Friend or Foe probably has one of the best soundtracks of any fighter I have played all year…possibly the past several years. Each chapter has its own theme like the Egyptian flavor from that particular chapter or the haunting pipe organ music from Transylvania. Even better, when the ambient music changes into the energetic combat music, they even manage to work in those subtle themes, so you get to dispatch vampire holograms to some pretty cool techno beats mixed with sinister organ music. Another standout was the island level with some serious tribal percussion. The tribal holograms are restless tonight.
For sound effects you get a wide variety of environmental sounds like the wind howling in Egypt or the rushing waterfalls in Nepal, or the creepy sounds of the night in Transylvania. Expect a lot of combat noises for punches and kicks as well as the wet squishy sound of webs getting flung around. Boxes break, furniture splinters, and jars and urns shatter with perfect effects, all in a wonderful 3D surround mix.
And how about that voice acting…Spidey is better than ever, and in my opinion the guy who does this voice does it better than Tobey could have done. It hearkens back to the innocence of the animated series with plenty of bad jokes and fun banter with whatever partner he has taken along. There is also an ongoing and quite humorous situation involving Nick, Spidey, and the ship’s computer, who apparently has a “thing” for Spidey. Every villain is perfectly voiced and delivers a stunning performance for all their major dialogue and even the filler banter during gameplay.
Friend or Foe will take anywhere from 8-12 hours depending on if you are out to get the Achievement points for perfectly completing each chapter. That means you find all the DNA, the Keystone, and the Keystone door to unlock each arena. The tricky thing here is that you never really know when the stage is going to end – at least the first time. There are so many doors you walk through that lead to the next section, but once you exit the level, if you are short on any of the requirements you will need to replay that level. The good news is that you only need to find what you missed, plus you can upgrade your characters before replaying and collect even more gold points for additional upgrades.
In addition to the cooperative campaign mode there is also a Versus mode where you can battle it out with your favorite villains in any of the arenas you were able to unlock during the story mode. This is where the uniqueness of each character is revealed, and you really need to learn and master their individual abilities. While this will make for a few additional hours of multiplayer enjoyment, you probably won't spend more than a couple of days playing this multiplayer mode.
There are 12 Achievements ranging from perfectly completing all 5 chapters to fully upgrading all of Spidey’s web abilities in all three categories. You’ll also get points for getting a 4x combo and for doing your very first Hero Strike. The most difficult objective will be fully upgrading all 14 characters to max stats and bonus attacks. For a measly 75 points it might be hard to justify replaying the game two (possibly three) times to complete this ambitious goal.

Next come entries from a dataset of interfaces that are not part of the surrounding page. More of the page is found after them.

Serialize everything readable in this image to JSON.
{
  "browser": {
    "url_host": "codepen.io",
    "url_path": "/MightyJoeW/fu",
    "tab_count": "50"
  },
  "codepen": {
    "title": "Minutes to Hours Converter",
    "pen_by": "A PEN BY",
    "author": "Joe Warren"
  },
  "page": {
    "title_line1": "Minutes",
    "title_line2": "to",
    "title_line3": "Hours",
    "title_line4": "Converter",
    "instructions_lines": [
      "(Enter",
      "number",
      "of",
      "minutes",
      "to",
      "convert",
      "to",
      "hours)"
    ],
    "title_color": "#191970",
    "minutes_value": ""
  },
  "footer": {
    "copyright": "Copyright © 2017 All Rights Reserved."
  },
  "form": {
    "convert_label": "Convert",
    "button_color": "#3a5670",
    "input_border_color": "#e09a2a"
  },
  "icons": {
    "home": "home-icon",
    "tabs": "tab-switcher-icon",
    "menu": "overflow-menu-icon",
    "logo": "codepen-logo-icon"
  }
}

Spider-Man: Friend or Foe totally worked for me. I had a fantastic time from start to finish, and even though the combat did get repetitive, the action was so fluid and intense that it never bothered me. I thought the combat was much better than even the major movie games, perhaps because there was less emphasis on swinging and wall climbing.
And for everybody who though Venom got shafted in the last movie (and the last game), you can now play him to your heart’s content. In fact, you’ll have a blast playing all of your favorite villains because we all know it’s a lot more fun to play the bad guy than the good guy, even when your foes become your friends.